Early Renaissance Fratelli: Both Fra Angelico and Fra Filippo Lippi were monks whose contrasting work tempers the revival of humanism with Christian values.

Thursday, Oct. 1 -

Art Talk in the Garden of Lorenzo the Magnificent: Lorenzo de Medici had gatherings in his garden with the brightest minds of Florence to develop a theory of the nature of beauty.  

Thursday, Nov. 5 -

The New Technology of Oil Paint and the End of the Early Renaissance: The new medium of oil paint came to displace tempera as the 1400s came to a close. When the Medici went bankrupt, Savanarola became the short-lived dictator of Florence ruling from his monastery cell until he was excommunicated by the Pope and hung in the public sqaure.


Dr. Raverty has taught courses in both Florence and Rome. Join him in these virtual visits to central Italy, the palaces, museums, churches, public squares and cool shady gardens. See how the revived philosophy of humanism and the new sense of scientific scrutiny informed the art of this period.


Hewlett-Woodmere Library website:
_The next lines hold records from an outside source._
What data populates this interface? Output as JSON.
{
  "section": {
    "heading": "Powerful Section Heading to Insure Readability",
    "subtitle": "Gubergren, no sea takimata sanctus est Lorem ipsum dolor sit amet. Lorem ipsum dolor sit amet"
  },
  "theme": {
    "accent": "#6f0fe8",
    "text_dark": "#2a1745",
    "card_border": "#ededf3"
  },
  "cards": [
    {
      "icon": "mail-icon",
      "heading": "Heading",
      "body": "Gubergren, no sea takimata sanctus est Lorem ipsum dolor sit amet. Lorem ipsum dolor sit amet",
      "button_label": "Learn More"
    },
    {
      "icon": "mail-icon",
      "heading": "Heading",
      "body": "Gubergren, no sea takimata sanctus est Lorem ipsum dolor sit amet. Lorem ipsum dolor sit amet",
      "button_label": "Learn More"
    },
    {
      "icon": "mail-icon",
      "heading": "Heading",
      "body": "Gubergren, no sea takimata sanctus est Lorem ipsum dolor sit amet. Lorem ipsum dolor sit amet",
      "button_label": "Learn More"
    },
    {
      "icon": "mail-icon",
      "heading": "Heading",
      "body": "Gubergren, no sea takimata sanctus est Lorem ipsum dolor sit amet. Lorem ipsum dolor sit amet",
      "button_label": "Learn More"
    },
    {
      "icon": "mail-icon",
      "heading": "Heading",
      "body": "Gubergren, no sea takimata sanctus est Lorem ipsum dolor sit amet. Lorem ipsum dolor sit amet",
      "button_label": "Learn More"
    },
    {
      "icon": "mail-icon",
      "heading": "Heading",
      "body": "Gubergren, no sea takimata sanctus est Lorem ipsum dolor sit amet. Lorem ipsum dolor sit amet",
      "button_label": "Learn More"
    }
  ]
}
Norman Rockwell and Race
Christ and Saint Stephen's Church
120 West 69th St.
New York, NY
[date to be announced]

Norman Rockwell, Murder in Mississippi, 1965

Norman Rockwell is well known for his charming anectdotal illustrations for the Saturday Evening Post, but during the 1960s, moved by the Civil Rights Movement, he executed a series of works that have been described as Social Realist, in which he shows himself to be a master of the tragic sublime. These works will be compared with his earlier depictions of race, which tended to be more comical and sentimental.

Christian Image Veneration in the Context of Late Roman Art
Church of Saint Luke in the Fields
487 Hudson Street, New York, NY (online presentation)
Monday, Dec. 7, 8:00 PM

Madonna and Child, Church of Santa Maria Nova, Rome, 6th c.

According to tradition, Saint Luke, besides authoring the Gospel and Acts is said to have been the first icon "writer," who painted a portrait of Mary, the Mother of God, while she was still alive. This slide presentation explores recent art historical explanations of the origins of these arts in the sacred and secular portrait tradition of late Roman antiquity, and how these pre-Christian traditions began to be adapted (along with relics), as part of the cult of Christian martyrs, even before the legalization of Christianity in the early fourth century.